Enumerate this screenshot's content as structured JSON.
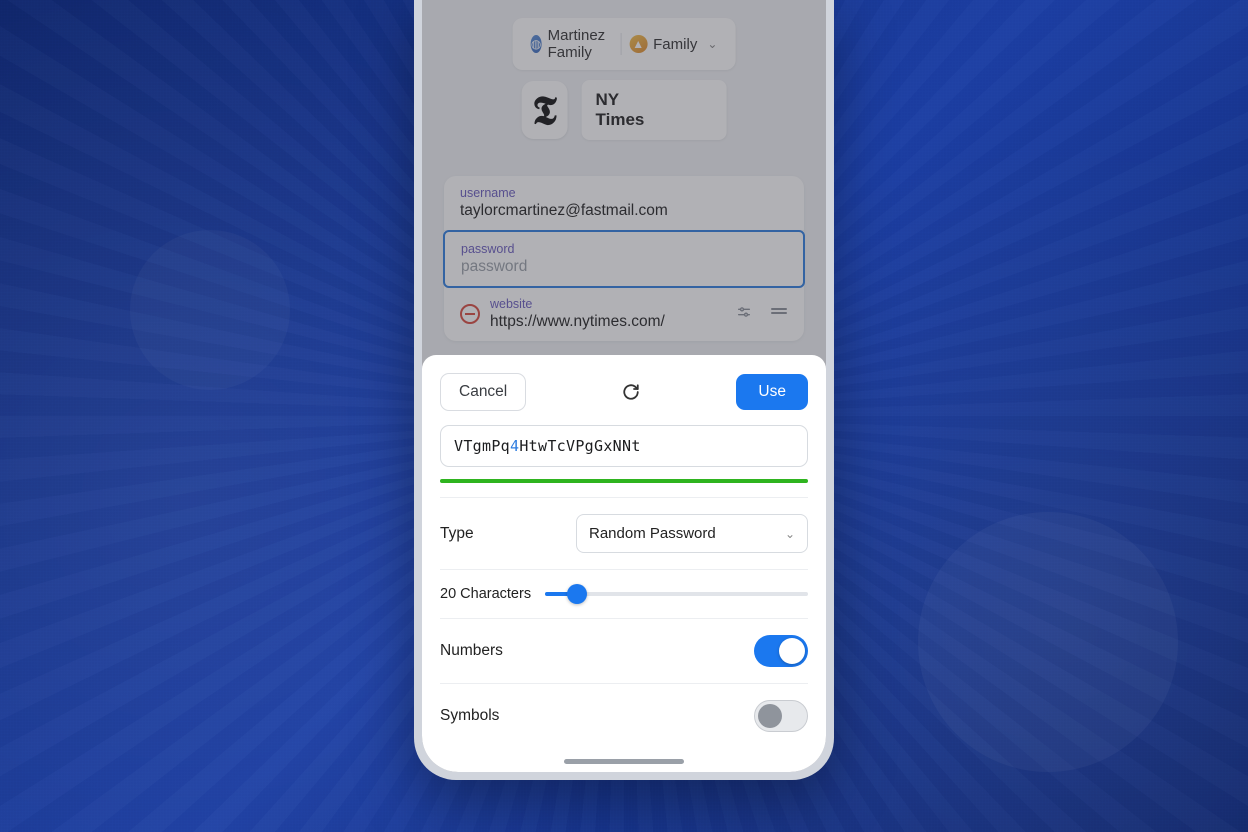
{
  "chips": {
    "account": "Martinez Family",
    "vault": "Family"
  },
  "item": {
    "title": "NY Times",
    "logoGlyph": "𝕿",
    "usernameLabel": "username",
    "usernameValue": "taylorcmartinez@fastmail.com",
    "passwordLabel": "password",
    "passwordPlaceholder": "password",
    "websiteLabel": "website",
    "websiteValue": "https://www.nytimes.com/"
  },
  "sheet": {
    "cancel": "Cancel",
    "use": "Use",
    "password_pre": "VTgmPq",
    "password_digit": "4",
    "password_post": "HtwTcVPgGxNNt",
    "typeLabel": "Type",
    "typeValue": "Random Password",
    "lengthLabel": "20 Characters",
    "sliderPercent": 12,
    "numbersLabel": "Numbers",
    "numbersOn": true,
    "symbolsLabel": "Symbols",
    "symbolsOn": false
  }
}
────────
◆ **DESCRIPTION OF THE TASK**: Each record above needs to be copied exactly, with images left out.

◆ **SOLVED PROBLEM**:
Enumerate this screenshot's content as structured JSON.
{
  "chips": {
    "account": "Martinez Family",
    "vault": "Family"
  },
  "item": {
    "title": "NY Times",
    "logoGlyph": "𝕿",
    "usernameLabel": "username",
    "usernameValue": "taylorcmartinez@fastmail.com",
    "passwordLabel": "password",
    "passwordPlaceholder": "password",
    "websiteLabel": "website",
    "websiteValue": "https://www.nytimes.com/"
  },
  "sheet": {
    "cancel": "Cancel",
    "use": "Use",
    "password_pre": "VTgmPq",
    "password_digit": "4",
    "password_post": "HtwTcVPgGxNNt",
    "typeLabel": "Type",
    "typeValue": "Random Password",
    "lengthLabel": "20 Characters",
    "sliderPercent": 12,
    "numbersLabel": "Numbers",
    "numbersOn": true,
    "symbolsLabel": "Symbols",
    "symbolsOn": false
  }
}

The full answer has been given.